* **YOUR GOAL**:
Every record below must be set down again exactly as given.

** THE DATA follows **

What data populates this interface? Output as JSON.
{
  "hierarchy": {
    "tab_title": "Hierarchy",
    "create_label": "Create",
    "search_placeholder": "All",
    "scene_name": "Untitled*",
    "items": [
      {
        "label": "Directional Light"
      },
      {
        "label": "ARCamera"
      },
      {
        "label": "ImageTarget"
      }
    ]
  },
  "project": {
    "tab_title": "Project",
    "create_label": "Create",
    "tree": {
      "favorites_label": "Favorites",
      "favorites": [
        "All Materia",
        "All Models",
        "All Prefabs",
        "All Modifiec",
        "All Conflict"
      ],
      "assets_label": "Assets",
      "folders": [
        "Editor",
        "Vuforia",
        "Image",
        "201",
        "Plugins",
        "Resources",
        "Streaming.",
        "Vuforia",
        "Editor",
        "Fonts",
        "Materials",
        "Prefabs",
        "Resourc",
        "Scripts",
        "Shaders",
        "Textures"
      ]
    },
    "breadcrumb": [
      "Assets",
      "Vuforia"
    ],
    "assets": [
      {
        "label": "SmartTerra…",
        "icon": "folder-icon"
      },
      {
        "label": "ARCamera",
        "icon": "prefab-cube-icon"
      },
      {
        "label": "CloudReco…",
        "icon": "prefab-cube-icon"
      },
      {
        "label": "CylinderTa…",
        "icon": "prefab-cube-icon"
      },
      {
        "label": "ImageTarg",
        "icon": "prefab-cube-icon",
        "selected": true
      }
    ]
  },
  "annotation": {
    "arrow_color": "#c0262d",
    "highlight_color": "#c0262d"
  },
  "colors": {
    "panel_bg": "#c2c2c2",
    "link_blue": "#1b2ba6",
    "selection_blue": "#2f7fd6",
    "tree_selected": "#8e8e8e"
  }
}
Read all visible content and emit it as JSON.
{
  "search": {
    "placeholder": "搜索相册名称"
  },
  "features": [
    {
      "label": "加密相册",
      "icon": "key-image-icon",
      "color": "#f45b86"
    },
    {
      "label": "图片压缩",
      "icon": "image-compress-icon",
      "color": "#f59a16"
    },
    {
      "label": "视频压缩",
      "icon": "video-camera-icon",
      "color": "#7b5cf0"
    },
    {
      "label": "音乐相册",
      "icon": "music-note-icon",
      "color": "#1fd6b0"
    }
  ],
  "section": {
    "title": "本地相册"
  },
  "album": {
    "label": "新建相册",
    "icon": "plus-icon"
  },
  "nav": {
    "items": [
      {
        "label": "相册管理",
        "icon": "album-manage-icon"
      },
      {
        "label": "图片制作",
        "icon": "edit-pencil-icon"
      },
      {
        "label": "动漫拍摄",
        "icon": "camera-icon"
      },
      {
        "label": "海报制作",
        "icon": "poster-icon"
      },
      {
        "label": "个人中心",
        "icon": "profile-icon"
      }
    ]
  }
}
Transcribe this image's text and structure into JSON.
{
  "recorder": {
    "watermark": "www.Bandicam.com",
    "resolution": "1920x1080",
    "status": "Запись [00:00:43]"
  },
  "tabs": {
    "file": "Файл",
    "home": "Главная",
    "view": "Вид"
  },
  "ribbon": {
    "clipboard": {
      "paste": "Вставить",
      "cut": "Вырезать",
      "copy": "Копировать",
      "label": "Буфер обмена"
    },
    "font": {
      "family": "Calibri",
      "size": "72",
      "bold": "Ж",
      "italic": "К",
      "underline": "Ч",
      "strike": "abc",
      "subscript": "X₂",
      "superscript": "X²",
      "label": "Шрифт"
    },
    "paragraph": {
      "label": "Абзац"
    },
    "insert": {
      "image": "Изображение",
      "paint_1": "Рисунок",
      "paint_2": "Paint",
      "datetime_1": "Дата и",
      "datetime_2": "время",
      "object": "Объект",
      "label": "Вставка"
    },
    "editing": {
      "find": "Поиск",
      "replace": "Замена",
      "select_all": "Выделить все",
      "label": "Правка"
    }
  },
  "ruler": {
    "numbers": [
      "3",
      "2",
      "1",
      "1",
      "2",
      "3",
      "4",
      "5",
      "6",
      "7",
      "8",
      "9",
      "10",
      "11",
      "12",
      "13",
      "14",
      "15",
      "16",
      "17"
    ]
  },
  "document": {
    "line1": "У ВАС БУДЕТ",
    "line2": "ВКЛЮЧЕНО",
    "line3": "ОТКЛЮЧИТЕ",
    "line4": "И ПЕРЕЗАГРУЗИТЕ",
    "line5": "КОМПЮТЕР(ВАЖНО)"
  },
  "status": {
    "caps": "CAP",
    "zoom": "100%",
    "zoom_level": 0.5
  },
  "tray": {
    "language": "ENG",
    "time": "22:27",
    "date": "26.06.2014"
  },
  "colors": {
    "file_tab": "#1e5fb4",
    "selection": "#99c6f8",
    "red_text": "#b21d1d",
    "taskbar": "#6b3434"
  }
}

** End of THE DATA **

* **WRITTEN RESPONSE**:
What data populates this interface? Output as JSON.
{
  "hierarchy": {
    "tab_title": "Hierarchy",
    "create_label": "Create",
    "search_placeholder": "All",
    "scene_name": "Untitled*",
    "items": [
      {
        "label": "Directional Light"
      },
      {
        "label": "ARCamera"
      },
      {
        "label": "ImageTarget"
      }
    ]
  },
  "project": {
    "tab_title": "Project",
    "create_label": "Create",
    "tree": {
      "favorites_label": "Favorites",
      "favorites": [
        "All Materia",
        "All Models",
        "All Prefabs",
        "All Modifiec",
        "All Conflict"
      ],
      "assets_label": "Assets",
      "folders": [
        "Editor",
        "Vuforia",
        "Image",
        "201",
        "Plugins",
        "Resources",
        "Streaming.",
        "Vuforia",
        "Editor",
        "Fonts",
        "Materials",
        "Prefabs",
        "Resourc",
        "Scripts",
        "Shaders",
        "Textures"
      ]
    },
    "breadcrumb": [
      "Assets",
      "Vuforia"
    ],
    "assets": [
      {
        "label": "SmartTerra…",
        "icon": "folder-icon"
      },
      {
        "label": "ARCamera",
        "icon": "prefab-cube-icon"
      },
      {
        "label": "CloudReco…",
        "icon": "prefab-cube-icon"
      },
      {
        "label": "CylinderTa…",
        "icon": "prefab-cube-icon"
      },
      {
        "label": "ImageTarg",
        "icon": "prefab-cube-icon",
        "selected": true
      }
    ]
  },
  "annotation": {
    "arrow_color": "#c0262d",
    "highlight_color": "#c0262d"
  },
  "colors": {
    "panel_bg": "#c2c2c2",
    "link_blue": "#1b2ba6",
    "selection_blue": "#2f7fd6",
    "tree_selected": "#8e8e8e"
  }
}
Read all visible content and emit it as JSON.
{
  "search": {
    "placeholder": "搜索相册名称"
  },
  "features": [
    {
      "label": "加密相册",
      "icon": "key-image-icon",
      "color": "#f45b86"
    },
    {
      "label": "图片压缩",
      "icon": "image-compress-icon",
      "color": "#f59a16"
    },
    {
      "label": "视频压缩",
      "icon": "video-camera-icon",
      "color": "#7b5cf0"
    },
    {
      "label": "音乐相册",
      "icon": "music-note-icon",
      "color": "#1fd6b0"
    }
  ],
  "section": {
    "title": "本地相册"
  },
  "album": {
    "label": "新建相册",
    "icon": "plus-icon"
  },
  "nav": {
    "items": [
      {
        "label": "相册管理",
        "icon": "album-manage-icon"
      },
      {
        "label": "图片制作",
        "icon": "edit-pencil-icon"
      },
      {
        "label": "动漫拍摄",
        "icon": "camera-icon"
      },
      {
        "label": "海报制作",
        "icon": "poster-icon"
      },
      {
        "label": "个人中心",
        "icon": "profile-icon"
      }
    ]
  }
}
Transcribe this image's text and structure into JSON.
{
  "recorder": {
    "watermark": "www.Bandicam.com",
    "resolution": "1920x1080",
    "status": "Запись [00:00:43]"
  },
  "tabs": {
    "file": "Файл",
    "home": "Главная",
    "view": "Вид"
  },
  "ribbon": {
    "clipboard": {
      "paste": "Вставить",
      "cut": "Вырезать",
      "copy": "Копировать",
      "label": "Буфер обмена"
    },
    "font": {
      "family": "Calibri",
      "size": "72",
      "bold": "Ж",
      "italic": "К",
      "underline": "Ч",
      "strike": "abc",
      "subscript": "X₂",
      "superscript": "X²",
      "label": "Шрифт"
    },
    "paragraph": {
      "label": "Абзац"
    },
    "insert": {
      "image": "Изображение",
      "paint_1": "Рисунок",
      "paint_2": "Paint",
      "datetime_1": "Дата и",
      "datetime_2": "время",
      "object": "Объект",
      "label": "Вставка"
    },
    "editing": {
      "find": "Поиск",
      "replace": "Замена",
      "select_all": "Выделить все",
      "label": "Правка"
    }
  },
  "ruler": {
    "numbers": [
      "3",
      "2",
      "1",
      "1",
      "2",
      "3",
      "4",
      "5",
      "6",
      "7",
      "8",
      "9",
      "10",
      "11",
      "12",
      "13",
      "14",
      "15",
      "16",
      "17"
    ]
  },
  "document": {
    "line1": "У ВАС БУДЕТ",
    "line2": "ВКЛЮЧЕНО",
    "line3": "ОТКЛЮЧИТЕ",
    "line4": "И ПЕРЕЗАГРУЗИТЕ",
    "line5": "КОМПЮТЕР(ВАЖНО)"
  },
  "status": {
    "caps": "CAP",
    "zoom": "100%",
    "zoom_level": 0.5
  },
  "tray": {
    "language": "ENG",
    "time": "22:27",
    "date": "26.06.2014"
  },
  "colors": {
    "file_tab": "#1e5fb4",
    "selection": "#99c6f8",
    "red_text": "#b21d1d",
    "taskbar": "#6b3434"
  }
}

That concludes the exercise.